That was it. In that moment of clarity, the Grade One teacher had everything she needed to embark on her journey. Maybe Barbara’s daughter wasn’t the only one that was whipping through life without stopping to take a deep breath and be present in its moments (good or bad). Children are growing up in a world where expectations are increasing and where they start feeling the weight of the world on their shoulders as young as 6-years-old. Students’ schedules are busier than ever these days with homework, tutoring, dance practice, piano lessons, sport meets and so on. Barbara, being a teacher at The Study for more than 25 years, had a front row seat to this reality.
After several years of honourably being seconded into the Ministry of Education and training teachers around the province of Quebec, Barbara was able to come back to The Study with a new vision for her classroom. She began perceiving her students and their needs a little differently; recognizing that children come to school every morning with baggage and concerns – just like adults.
Being on a meditation journey herself, Barbara decided that yoga would be the first integration into her pedagogy. Between subjects, the class would push their desks aside and create a space for one another to relax and breathe deeply in. Mandalas came second; an outlet for the students to be creative and rebalance their energies. “Illustrations tell amazing stories.” the Grade One teacher explains. These reflective moments became a point in the day that students looked forward to. Before Barbara knew it, her colleagues began adopting her zen teaching style as well.
On the first day of the 2015-16 school year, Barbara ran the idea of an official “mindfulness month” by her teaching team. The positivity and enthusiasm that greeted her was exactly what she needed to launch the program! Teachers began incorporating “1 minute of mindfulness” into their daily routines. Some classes practiced meditation and stillness, some further explored Mandalas, others created Mind Jars – a metaphor for what the brain looks like when it is feeling anxious or overwhelmed. The minute looked different in every classroom, but the underlying idea remained the same; be still and present in the moment. Children, teachers and parents alike began noticing the difference that merely one minute of mindfulness a day was making in their lives. “I appreciated the 2 minutes to collect myself and think of nothing but the moment. I could feel a heaviness in my feet each time which made me feel grounded.” another teacher from the school explains. Barbara’s Mindfulness Journey was featured on the blog “Clarity and Living Mindfully”, which can be found on The Study’s blogosphere. Soon enough, 13 schools around the world joined in on the Journey!
The overwhelming participation from students and teachers around the map makes you stop and wonder if the “highly-stressed” child has become a trend in our society. Barbara mentioned that she saw the biggest change in her students when their “minute of mindfulness” was spent in a restorative Shavasana yoga pose on the floor.

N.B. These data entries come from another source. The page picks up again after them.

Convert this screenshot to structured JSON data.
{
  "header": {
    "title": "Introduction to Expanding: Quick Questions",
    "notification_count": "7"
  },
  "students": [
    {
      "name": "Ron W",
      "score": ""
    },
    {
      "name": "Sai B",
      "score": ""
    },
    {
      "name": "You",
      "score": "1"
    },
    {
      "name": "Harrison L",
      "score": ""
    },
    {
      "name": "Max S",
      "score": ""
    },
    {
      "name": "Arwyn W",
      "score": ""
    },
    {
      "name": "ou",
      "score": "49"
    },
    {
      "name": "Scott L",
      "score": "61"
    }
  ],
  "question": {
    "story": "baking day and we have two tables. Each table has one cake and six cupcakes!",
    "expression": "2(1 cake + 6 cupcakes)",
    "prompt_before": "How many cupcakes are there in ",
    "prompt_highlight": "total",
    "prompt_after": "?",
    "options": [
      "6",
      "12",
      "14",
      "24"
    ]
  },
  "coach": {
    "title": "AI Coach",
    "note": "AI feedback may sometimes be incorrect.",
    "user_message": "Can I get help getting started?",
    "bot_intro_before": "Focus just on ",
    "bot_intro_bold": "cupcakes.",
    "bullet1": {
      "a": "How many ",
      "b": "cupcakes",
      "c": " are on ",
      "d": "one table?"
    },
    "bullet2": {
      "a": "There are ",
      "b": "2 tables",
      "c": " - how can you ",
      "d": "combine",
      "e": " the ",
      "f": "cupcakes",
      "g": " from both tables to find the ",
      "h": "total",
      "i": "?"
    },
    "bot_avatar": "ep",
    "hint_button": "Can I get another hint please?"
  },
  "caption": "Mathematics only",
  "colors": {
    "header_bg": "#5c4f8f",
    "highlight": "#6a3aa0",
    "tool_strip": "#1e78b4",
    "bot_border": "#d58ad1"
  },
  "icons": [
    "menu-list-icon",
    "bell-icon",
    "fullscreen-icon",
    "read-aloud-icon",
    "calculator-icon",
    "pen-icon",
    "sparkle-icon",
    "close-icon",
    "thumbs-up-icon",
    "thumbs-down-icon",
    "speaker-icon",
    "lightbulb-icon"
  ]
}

Taking a couple of minutes to reflect on the day and lay on your back could be the difference between a calm or a frustrating day for many kids. A study carried out by the Early Child Development and Care journal on what happens when children use yoga and relaxation activities to manage their stress found that, “Feelings of helplessness and aggression were clearly reduced. Beyond this, the participants transferred the learned breathing techniques and self‐instructions to situations beyond school, in order to relax after the lessons, to improve well‐being and to control negative feelings.” (Stueck & Gloeckner, 2007).
This thought was perhaps the biggest motivation which propelled Edoki Academy’s app, Zen Studio – a mindfulness tool that promotes creativity and stillness in children. Barbara and her students found many parallels between Zen Studio and the Mandalas they worked on: “Zen Studio allows students to use their imagination and do designs that they want to do. Like animals, people or drawings that make you feel calm.” 7-year-old student Jessica, proclaims. Barbara also mentioned that she could not believe that 10 students were able to share the iPad and collaborate on Zen Studio at once – a rarity known to few educators in the field, especially in Grade One!
The success that Barbara’s Mindfulness Journey has received this year is only the beginning for the Grade One teacher, “I feel an obligation to continue and dig a little deeper.” she divulges. In the authentic one-hour conversation we had together, it is undeniable that Barbara changes the lives of her students every day that she walks into her classroom. But now, thanks to her distinguished initiative, she is able to enhance the lives of thousands around the world. You’re truly an inspiration, Ms. B!